"The three wise men, Gaspar, Melchior, and Balthazar, kneeled at the crib of the baby Jesus bearing gifts. Recreate the gifts of the Magi in a potpourri filled with simple symbolism. You’ll need to make or purchase small sachet bags. The Magi were elegant and wealthy, so make the sachet bags of fine satin, rich brocade or tapestry in regal colors. Tie closed with gold cord. The potpourri follows:

1. Frankincense tears – a resin that flows in drops from trees in Yemen, East Africa, and the Red Sea Countries. Balthazar offered his gift of frankincense, often used in religious ceremonies and symbolized prayer and sacrifice.
2. Myrrh – an aromatic gum, myrrh was believed to strengthen children. The wise man, Melchior brought the baby Jesus the gift of myrrh.
3. Gold – use gold glitter stars to represent the gift of gold that Caspar offered to the babe in the manger as well as the star of Bethlehem that they followed to find the manger.

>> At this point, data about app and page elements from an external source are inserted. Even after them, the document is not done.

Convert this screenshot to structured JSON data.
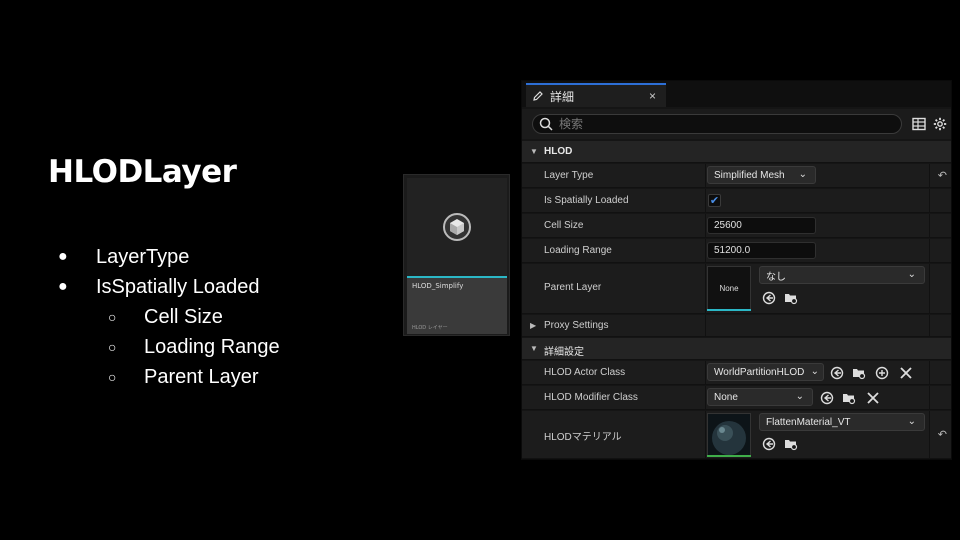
{
  "slide": {
    "title": "HLODLayer",
    "bullets": [
      {
        "mark": "●",
        "text": "LayerType"
      },
      {
        "mark": "●",
        "text": "IsSpatially Loaded"
      }
    ],
    "sub_bullets": [
      {
        "mark": "○",
        "text": "Cell Size"
      },
      {
        "mark": "○",
        "text": "Loading Range"
      },
      {
        "mark": "○",
        "text": "Parent Layer"
      }
    ]
  },
  "asset": {
    "name": "HLOD_Simplify",
    "type": "HLOD レイヤー",
    "icon": "cube-icon"
  },
  "panel": {
    "tab_title": "詳細",
    "tab_close": "×",
    "search_placeholder": "検索",
    "hlod_category": "HLOD",
    "layer_type_label": "Layer Type",
    "layer_type_value": "Simplified Mesh",
    "is_spatially_loaded_label": "Is Spatially Loaded",
    "is_spatially_loaded_checked": true,
    "cell_size_label": "Cell Size",
    "cell_size_value": "25600",
    "loading_range_label": "Loading Range",
    "loading_range_value": "51200.0",
    "parent_layer_label": "Parent Layer",
    "parent_layer_thumb": "None",
    "parent_layer_value": "なし",
    "proxy_settings_label": "Proxy Settings",
    "advanced_category": "詳細設定",
    "actor_class_label": "HLOD Actor Class",
    "actor_class_value": "WorldPartitionHLOD",
    "modifier_class_label": "HLOD Modifier Class",
    "modifier_class_value": "None",
    "material_label": "HLODマテリアル",
    "material_value": "FlattenMaterial_VT"
  },
  "colors": {
    "accent_blue": "#2d6fd6",
    "asset_bar": "#2bb7c6",
    "material_bar": "#3fae4a"
  }
}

Place the gold, frankincense, and myrrh in the beautiful sachet bags, and offer as gifts to holiday visitors. Open to release the luxurious fragrances of exotic lands. "
The Finish
Now the Christmas season is almost over. Almost.
We still have until the octave of the Epiphany for the official closing of the Christmas chapter for this year. And the Church continues to observe Jesus' Holy Childhood until the Feast of the Purification ~ Candlemas Day ~ on February 2nd. Since we worked up to Christmas day, building our Nativity and decorating our house bit by bit, we'll take it all down gradually, too. The day after the Epiphany is when that fun begins for us. Doing it a bit at a time makes it a little less daunting a task. We'll likely take down our felt Christmas village first and all the outer trappings, ending up with the dismantling of the the Nativity Scene. Lots more fun putting that up than taking it down! But, we'll serve hot chocolate on the last day and choose a movie to watch to brighten the melancholy.
And, then we'll start thinking of Lent and Easter.

3 comments:

GrandmaK said...

This was great and most informative,too. We never did the Blessed chalk. Daddy would just bless the rooms with Holy Water and mark over the front door with Holy Water in lieu of Holy Oils, Cathy

Aubrey said...

Sorry--this has nothing to do with the Epiphany, but your header pictures always take my breath away! This one made my jaw drop; it's beautiful! :)

SuzyQ said...

Wow! The beautiful way you teach your children about the feasts and days of the church inspire me so much!
It's really wonderful. You give me so many ideas! Thanks for sharing this.